This site is entirely user-supported. See how you can help.
We don't have any photos of this monument yet. Why don't you be the first to send us one?
If Google Street View is available, the image is from the best available vantage point looking, if possible, towards the location of the monument. Where it is not available, the satellite view is shown instead.
Latitude: 51.4956 / 51°29'44"N
Longitude: -3.2176 / 3°13'3"W
OS Eastings: 315569
OS Northings: 178110
OS Grid: ST155781
Mapcode National: GBR K7F.HT
Mapcode Global: VH6F6.5NTT
Entry Name: Cross in Llandaff Cathedral
Source ID: 3371
Cadw Legacy ID: GM115

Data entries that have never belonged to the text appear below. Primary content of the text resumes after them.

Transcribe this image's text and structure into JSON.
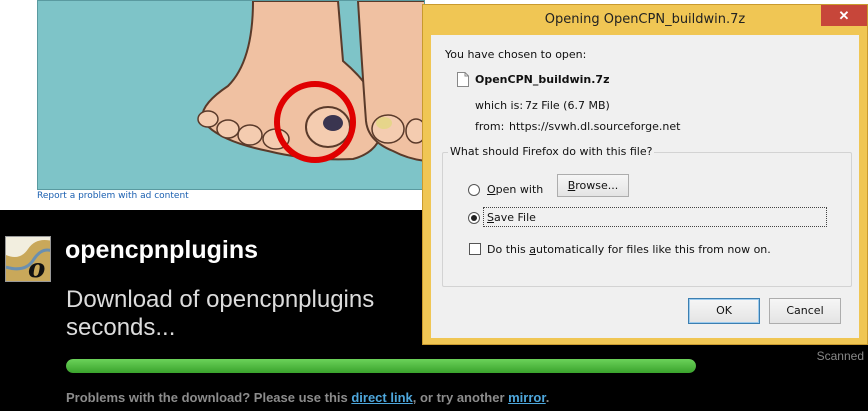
{
  "ad": {
    "report_link": "Report a problem with ad content"
  },
  "page": {
    "project_name": "opencpnplugins",
    "download_message": "Download of opencpnplugins seconds...",
    "progress": 1.0,
    "scanned_text": "Scanned",
    "problems_prefix": "Problems with the download? Please use this ",
    "direct_link": "direct link",
    "problems_middle": ", or try another ",
    "mirror_link": "mirror",
    "problems_suffix": "."
  },
  "dialog": {
    "title": "Opening OpenCPN_buildwin.7z",
    "close_glyph": "✕",
    "chosen_label": "You have chosen to open:",
    "file_name": "OpenCPN_buildwin.7z",
    "which_is_label": "which is:",
    "which_is_value": "7z File (6.7 MB)",
    "from_label": "from:",
    "from_value": "https://svwh.dl.sourceforge.net",
    "group_title": "What should Firefox do with this file?",
    "open_with_label": "Open with",
    "open_with_accel": "O",
    "open_with_rest": "pen with",
    "browse_label": "Browse...",
    "browse_accel": "B",
    "browse_rest": "rowse...",
    "save_file_label": "Save File",
    "save_accel": "S",
    "save_rest": "ave File",
    "auto_prefix": "Do this ",
    "auto_accel": "a",
    "auto_rest": "utomatically for files like this from now on.",
    "selected_option": "Save File",
    "auto_checked": false,
    "ok_label": "OK",
    "cancel_label": "Cancel"
  },
  "colors": {
    "dialog_frame": "#f0c654",
    "close_button": "#c7463a",
    "progress": "#4cb83c",
    "link": "#4ea7dc"
  }
}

Schedule Class: Religious, Ritual and Funerary
Period: Early Medieval
County: Cardiff (Caerdydd)
Community: Llandaff (Llandaf)
Built-Up Area: Cardiff

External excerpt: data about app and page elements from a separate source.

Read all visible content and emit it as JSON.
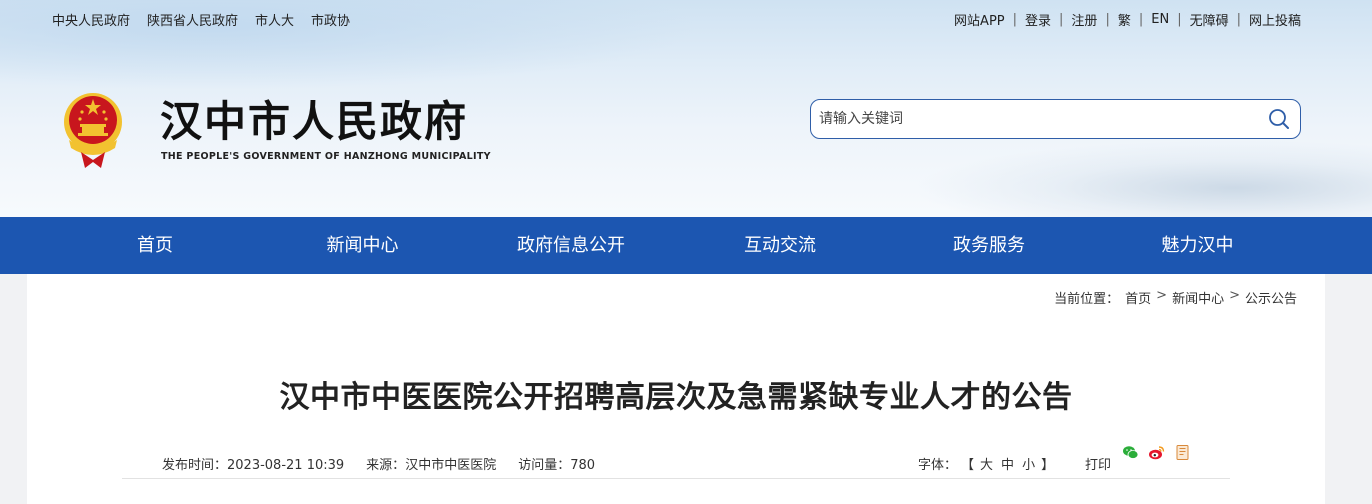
{
  "top_left_links": [
    "中央人民政府",
    "陕西省人民政府",
    "市人大",
    "市政协"
  ],
  "top_right_links": [
    "网站APP",
    "登录",
    "注册",
    "繁",
    "EN",
    "无障碍",
    "网上投稿"
  ],
  "site": {
    "title": "汉中市人民政府",
    "subtitle": "THE PEOPLE'S GOVERNMENT OF HANZHONG MUNICIPALITY"
  },
  "search": {
    "placeholder": "请输入关键词",
    "value": ""
  },
  "nav": [
    "首页",
    "新闻中心",
    "政府信息公开",
    "互动交流",
    "政务服务",
    "魅力汉中"
  ],
  "breadcrumb": {
    "label": "当前位置：",
    "items": [
      "首页",
      "新闻中心",
      "公示公告"
    ]
  },
  "article": {
    "title": "汉中市中医医院公开招聘高层次及急需紧缺专业人才的公告",
    "published_label": "发布时间：",
    "published": "2023-08-21 10:39",
    "source_label": "来源：",
    "source": "汉中市中医医院",
    "views_label": "访问量：",
    "views": "780"
  },
  "font_size": {
    "label": "字体：",
    "open": "【",
    "large": "大",
    "medium": "中",
    "small": "小",
    "close": "】"
  },
  "print_label": "打印",
  "share_icons": [
    "wechat-icon",
    "weibo-icon",
    "copy-icon"
  ],
  "colors": {
    "nav_bg": "#1c56b1",
    "accent": "#2f5ea8",
    "emblem_red": "#c8161d",
    "emblem_gold": "#f2c230"
  }
}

Traditional County: Glamorgan
The monument comprises the remains of a moulded pillar cross, which dates to the late tenth or early eleventh century AD. First noted in 1870 built into the end wall of the Dairy Well in the grounds of the Bishop’s Palace, the monument is now displayed in the south chancel aisle of the cathedral close to the door into the Chapter House. The monument, which is mounted on a modern base, is carved from Sutton Stone and measures 0.89m in height, 0.3m in width and 0.23m in depth. The cross head is ringed and narrow, its arms confined within the width of the shaft. It possesses close stylistic links with the Llandough Cross (GM209), featuring exaggerated corner-mouldings and interlace plait work.
The monument is of national importance as a well preserved relic of the early medieval period in Wales (c. AD 400 – 1100) and for its potential to enhance our knowledge of the period for which this class of monument forms one of the most important sources of evidence. It forms an important element within the wider early medieval landscape, providing important evidence for this formative period of Welsh history, particularly concerning the origins and evolution of Christianity, the development of stylistic traditions and carved stone production.

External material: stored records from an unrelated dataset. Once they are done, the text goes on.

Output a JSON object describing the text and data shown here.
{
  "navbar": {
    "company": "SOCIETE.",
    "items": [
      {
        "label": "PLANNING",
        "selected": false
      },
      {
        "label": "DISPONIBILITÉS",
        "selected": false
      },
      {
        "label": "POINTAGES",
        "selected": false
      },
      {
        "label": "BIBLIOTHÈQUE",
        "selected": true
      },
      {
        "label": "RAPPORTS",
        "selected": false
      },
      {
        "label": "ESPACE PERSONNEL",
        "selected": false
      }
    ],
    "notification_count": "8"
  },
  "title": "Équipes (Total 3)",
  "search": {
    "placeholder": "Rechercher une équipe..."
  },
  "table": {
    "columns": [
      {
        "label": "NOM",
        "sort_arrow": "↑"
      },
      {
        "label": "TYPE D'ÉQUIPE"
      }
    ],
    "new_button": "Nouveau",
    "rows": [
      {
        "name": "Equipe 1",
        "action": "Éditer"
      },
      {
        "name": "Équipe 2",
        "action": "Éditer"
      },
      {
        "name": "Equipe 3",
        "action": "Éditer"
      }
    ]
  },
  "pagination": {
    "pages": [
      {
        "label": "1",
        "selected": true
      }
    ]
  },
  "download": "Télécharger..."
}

It is the monument, as described above, that is scheduled rather than the church structure which itself is a listed building.
Other nearby scheduled monuments